Mercedes Bohorquez has made panela, the main ingredient in Colombia’s favourite thirst-quencher for as long as she can remember. But, unable to sell her product herself, she remained trapped in poverty. Now, with a helping hand from WFP, she and her fellow paneleros are solving that problem.
BOGOTA – “I’m a panelero and my father and grandfather were too,” says Mercedes. “It’s what we do best. I hope that my son and grandson will keep the tradition alive.”
Millions of aguapanela drinkers in Colombia hope they will too. In a country renowned for growing coffee, it may come as a surprise that many people prefer this cinnamon flavoured pick-me-up made from panela, the ground and boiled essence of sugar cane.
Colombians consume an average of 1.4 million tons of panela per year.
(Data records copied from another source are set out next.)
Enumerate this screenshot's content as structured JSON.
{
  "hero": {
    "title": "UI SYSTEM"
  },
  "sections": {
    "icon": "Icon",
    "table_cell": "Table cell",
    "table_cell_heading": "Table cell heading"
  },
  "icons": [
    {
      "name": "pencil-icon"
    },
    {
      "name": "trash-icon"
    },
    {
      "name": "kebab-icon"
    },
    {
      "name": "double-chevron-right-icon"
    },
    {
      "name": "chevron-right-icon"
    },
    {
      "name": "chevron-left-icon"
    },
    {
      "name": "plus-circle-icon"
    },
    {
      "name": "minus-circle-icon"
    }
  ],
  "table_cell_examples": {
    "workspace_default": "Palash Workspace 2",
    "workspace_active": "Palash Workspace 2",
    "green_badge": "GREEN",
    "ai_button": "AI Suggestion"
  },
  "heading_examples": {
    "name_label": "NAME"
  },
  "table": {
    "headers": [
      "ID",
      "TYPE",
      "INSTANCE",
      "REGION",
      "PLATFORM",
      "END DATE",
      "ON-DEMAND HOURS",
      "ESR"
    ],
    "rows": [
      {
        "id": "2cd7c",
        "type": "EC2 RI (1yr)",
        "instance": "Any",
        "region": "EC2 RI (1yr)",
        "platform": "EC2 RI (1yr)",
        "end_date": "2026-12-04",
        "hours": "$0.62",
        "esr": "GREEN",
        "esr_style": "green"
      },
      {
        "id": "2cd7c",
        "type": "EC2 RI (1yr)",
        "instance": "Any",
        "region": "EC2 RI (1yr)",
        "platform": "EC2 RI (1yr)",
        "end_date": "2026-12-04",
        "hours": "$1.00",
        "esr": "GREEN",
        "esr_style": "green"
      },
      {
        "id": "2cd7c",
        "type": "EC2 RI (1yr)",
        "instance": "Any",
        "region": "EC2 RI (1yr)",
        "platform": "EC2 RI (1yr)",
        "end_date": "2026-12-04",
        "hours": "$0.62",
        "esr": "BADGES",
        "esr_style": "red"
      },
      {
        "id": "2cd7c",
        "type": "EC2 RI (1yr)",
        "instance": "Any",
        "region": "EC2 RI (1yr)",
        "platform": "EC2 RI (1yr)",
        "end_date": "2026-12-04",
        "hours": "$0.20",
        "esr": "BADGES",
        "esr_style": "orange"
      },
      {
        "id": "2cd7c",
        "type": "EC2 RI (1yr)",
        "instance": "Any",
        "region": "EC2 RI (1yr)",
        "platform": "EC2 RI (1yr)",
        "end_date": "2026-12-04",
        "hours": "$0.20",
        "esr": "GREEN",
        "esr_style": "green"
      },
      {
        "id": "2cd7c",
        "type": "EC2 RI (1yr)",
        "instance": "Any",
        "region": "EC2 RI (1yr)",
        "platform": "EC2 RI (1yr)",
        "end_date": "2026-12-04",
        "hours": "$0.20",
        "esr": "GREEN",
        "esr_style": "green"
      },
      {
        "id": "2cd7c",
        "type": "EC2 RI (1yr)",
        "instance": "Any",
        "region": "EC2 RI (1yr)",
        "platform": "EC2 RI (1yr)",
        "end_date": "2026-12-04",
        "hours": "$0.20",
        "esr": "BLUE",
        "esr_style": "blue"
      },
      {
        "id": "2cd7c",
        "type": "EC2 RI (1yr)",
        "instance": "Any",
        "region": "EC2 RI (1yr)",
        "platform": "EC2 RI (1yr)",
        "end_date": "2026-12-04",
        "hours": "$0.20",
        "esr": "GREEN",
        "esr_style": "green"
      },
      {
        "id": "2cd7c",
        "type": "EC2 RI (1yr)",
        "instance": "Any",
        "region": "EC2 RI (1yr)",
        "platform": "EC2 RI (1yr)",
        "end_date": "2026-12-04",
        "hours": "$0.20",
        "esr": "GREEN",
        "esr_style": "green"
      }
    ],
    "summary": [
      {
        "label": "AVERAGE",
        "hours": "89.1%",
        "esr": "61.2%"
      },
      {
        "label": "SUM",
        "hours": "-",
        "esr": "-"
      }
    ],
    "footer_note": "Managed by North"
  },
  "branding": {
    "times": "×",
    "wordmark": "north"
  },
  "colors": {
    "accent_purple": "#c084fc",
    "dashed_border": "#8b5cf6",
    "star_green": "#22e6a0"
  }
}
Served hot in the morning and cold throughout the day, aguapanela packs a cheap and tasty energy boost that makes it a staple among farmers and workers.
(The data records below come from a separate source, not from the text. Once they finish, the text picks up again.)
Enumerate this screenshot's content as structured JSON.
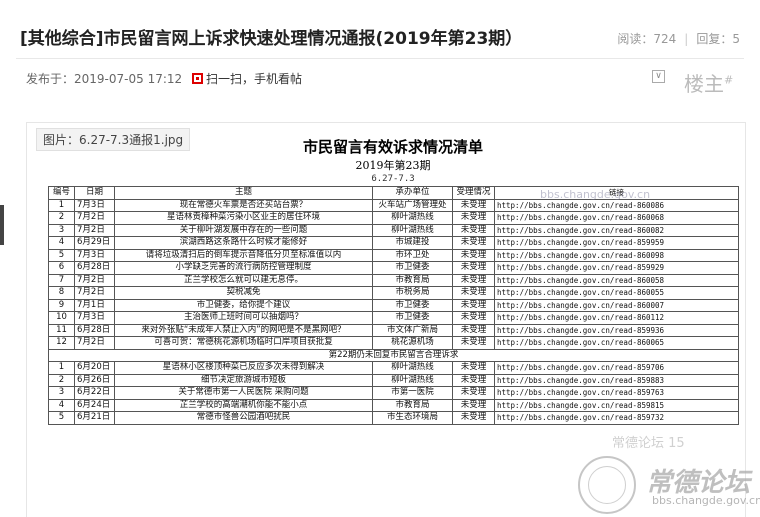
{
  "post": {
    "title": "[其他综合]市民留言网上诉求快速处理情况通报(2019年第23期）",
    "views_label": "阅读：",
    "views": "724",
    "replies_label": "回复：",
    "replies": "5",
    "published_label": "发布于：",
    "published_at": "2019-07-05 17:12",
    "scan_label": "扫一扫，手机看帖",
    "floor_label": "楼主",
    "floor_mark": "#"
  },
  "attachment": {
    "label": "图片：6.27-7.3通报1.jpg"
  },
  "document": {
    "title": "市民留言有效诉求情况清单",
    "subtitle": "2019年第23期",
    "date_range": "6.27-7.3",
    "headers": [
      "编号",
      "日期",
      "主题",
      "承办单位",
      "受理情况",
      "链接"
    ],
    "rows": [
      [
        "1",
        "7月3日",
        "现在常德火车票是否还买站台票？",
        "火车站广场管理处",
        "未受理",
        "http://bbs.changde.gov.cn/read-860086"
      ],
      [
        "2",
        "7月2日",
        "星语林贡樟种菜污染小区业主的居住环境",
        "柳叶湖热线",
        "未受理",
        "http://bbs.changde.gov.cn/read-860068"
      ],
      [
        "3",
        "7月2日",
        "关于柳叶湖发展中存在的一些问题",
        "柳叶湖热线",
        "未受理",
        "http://bbs.changde.gov.cn/read-860082"
      ],
      [
        "4",
        "6月29日",
        "滨湖西路这条路什么时候才能修好",
        "市城建投",
        "未受理",
        "http://bbs.changde.gov.cn/read-859959"
      ],
      [
        "5",
        "7月3日",
        "请将垃圾清扫后的倒车提示音降低分贝至标准值以内",
        "市环卫处",
        "未受理",
        "http://bbs.changde.gov.cn/read-860098"
      ],
      [
        "6",
        "6月28日",
        "小学缺乏完善的流行病防控管理制度",
        "市卫健委",
        "未受理",
        "http://bbs.changde.gov.cn/read-859929"
      ],
      [
        "7",
        "7月2日",
        "芷兰学校怎么就可以建无息停。",
        "市教育局",
        "未受理",
        "http://bbs.changde.gov.cn/read-860058"
      ],
      [
        "8",
        "7月2日",
        "契税减免",
        "市税务局",
        "未受理",
        "http://bbs.changde.gov.cn/read-860055"
      ],
      [
        "9",
        "7月1日",
        "市卫健委，给你提个建议",
        "市卫健委",
        "未受理",
        "http://bbs.changde.gov.cn/read-860007"
      ],
      [
        "10",
        "7月3日",
        "主治医师上班时间可以抽烟吗？",
        "市卫健委",
        "未受理",
        "http://bbs.changde.gov.cn/read-860112"
      ],
      [
        "11",
        "6月28日",
        "来对外张贴“未成年人禁止入内”的网吧是不是黑网吧？",
        "市文体广新局",
        "未受理",
        "http://bbs.changde.gov.cn/read-859936"
      ],
      [
        "12",
        "7月2日",
        "可喜可贺：常德桃花源机场临时口岸项目获批复",
        "桃花源机场",
        "未受理",
        "http://bbs.changde.gov.cn/read-860065"
      ]
    ],
    "section_title": "第22期仍未回复市民留言合理诉求",
    "rows2": [
      [
        "1",
        "6月20日",
        "星语林小区楼顶种菜已反应多次未得到解决",
        "柳叶湖热线",
        "未受理",
        "http://bbs.changde.gov.cn/read-859706"
      ],
      [
        "2",
        "6月26日",
        "细节决定旅游城市短板",
        "柳叶湖热线",
        "未受理",
        "http://bbs.changde.gov.cn/read-859883"
      ],
      [
        "3",
        "6月22日",
        "关于常德市第一人民医院 采购问题",
        "市第一医院",
        "未受理",
        "http://bbs.changde.gov.cn/read-859763"
      ],
      [
        "4",
        "6月24日",
        "芷兰学校的高端潮机你能不能小点",
        "市教育局",
        "未受理",
        "http://bbs.changde.gov.cn/read-859815"
      ],
      [
        "5",
        "6月21日",
        "常德市怪兽公园酒吧扰民",
        "市生态环境局",
        "未受理",
        "http://bbs.changde.gov.cn/read-859732"
      ]
    ]
  },
  "watermark": {
    "url_text": "bbs.changde.gov.cn",
    "brand_top": "常德论坛 15",
    "brand": "常德论坛",
    "domain": "bbs.changde.gov.cn"
  }
}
Panela is made from boiling sugar cane juice into a thick syrup and then drying it into cakes. Dissolved in water, it makes aguapanela, a tasty drink loaded with calories, vitamins and minerals. Just 70 g of panela will satisfy close to 10% of an average adult’s daily nutritional needs.
Getting to market
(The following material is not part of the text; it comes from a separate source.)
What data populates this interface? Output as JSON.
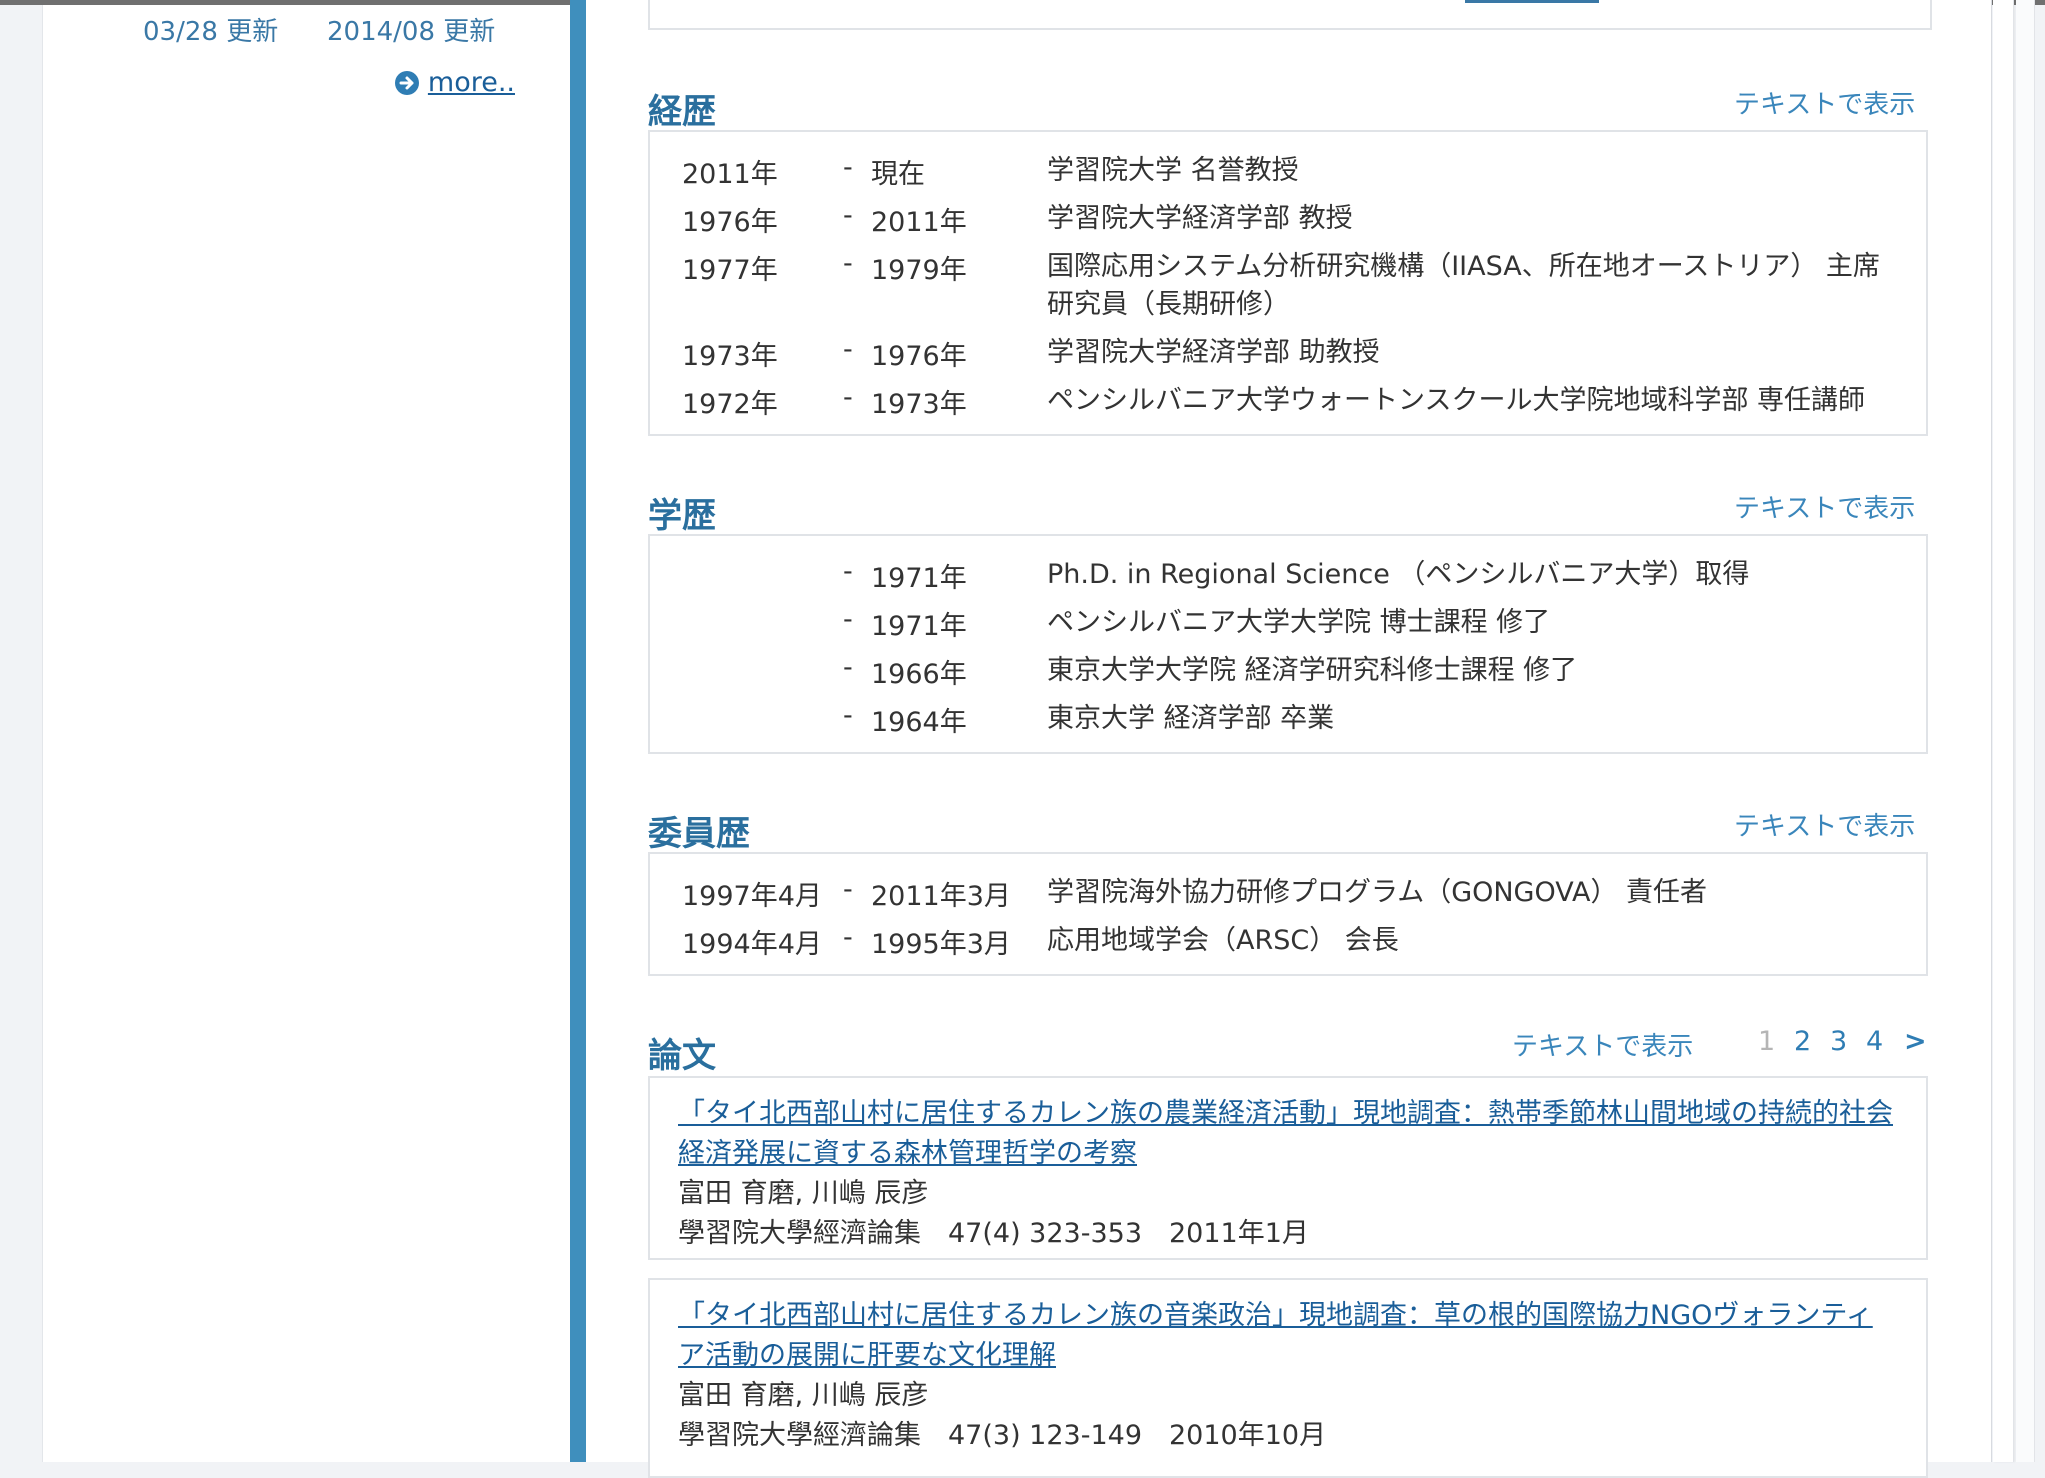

Despite her product’s popularity, however, Mercedes struggled to stay afloat. Her home in Nocaima is just 60 km (37 miles) from Bogota, but barriers to reaching markets there put her at the mercy of local middlemen.
“There was hardly any point. They would take all the profit and leave us with almost nothing.” With her savings spent and hunger looming, Mercedes and other producers came together with a plan.
“We had to find a way to get fairer prices and that meant improving quality and raising production. So we came together as a community,” she said.
“Today, if you want to sell, you have to compete and guarantee the quality of what you’re selling. That’s not an easy job, but we’ve made an enormous effort and now it’s paying off.”
A new customer
The paneleros’ fight for survival came to the attention of WFP at the same time as it was looking for a supplier of panela for its school meals programme. An order for 155 metric tons was soon to follow, which Mercedes says will take over 100 producers to fill. “We’re working like ants. The whole town’s involved. Everyone’s pitching in,” she says.
Once they deliver, the panela from Nocaima will provide some 30,000 hungry school children around the country with a sweet, nutritious refreshment to go along with their rice and beans.
It’s best to buy local
Many people think all food aid travels across the world from rich countries. But it’s WFP’s policy to buy food as close to where it is needed as possible. In 2009, a third of WFP food assistance was purchased in the same country where it was given out. And 80 percent was bought in the developing world. Find out more.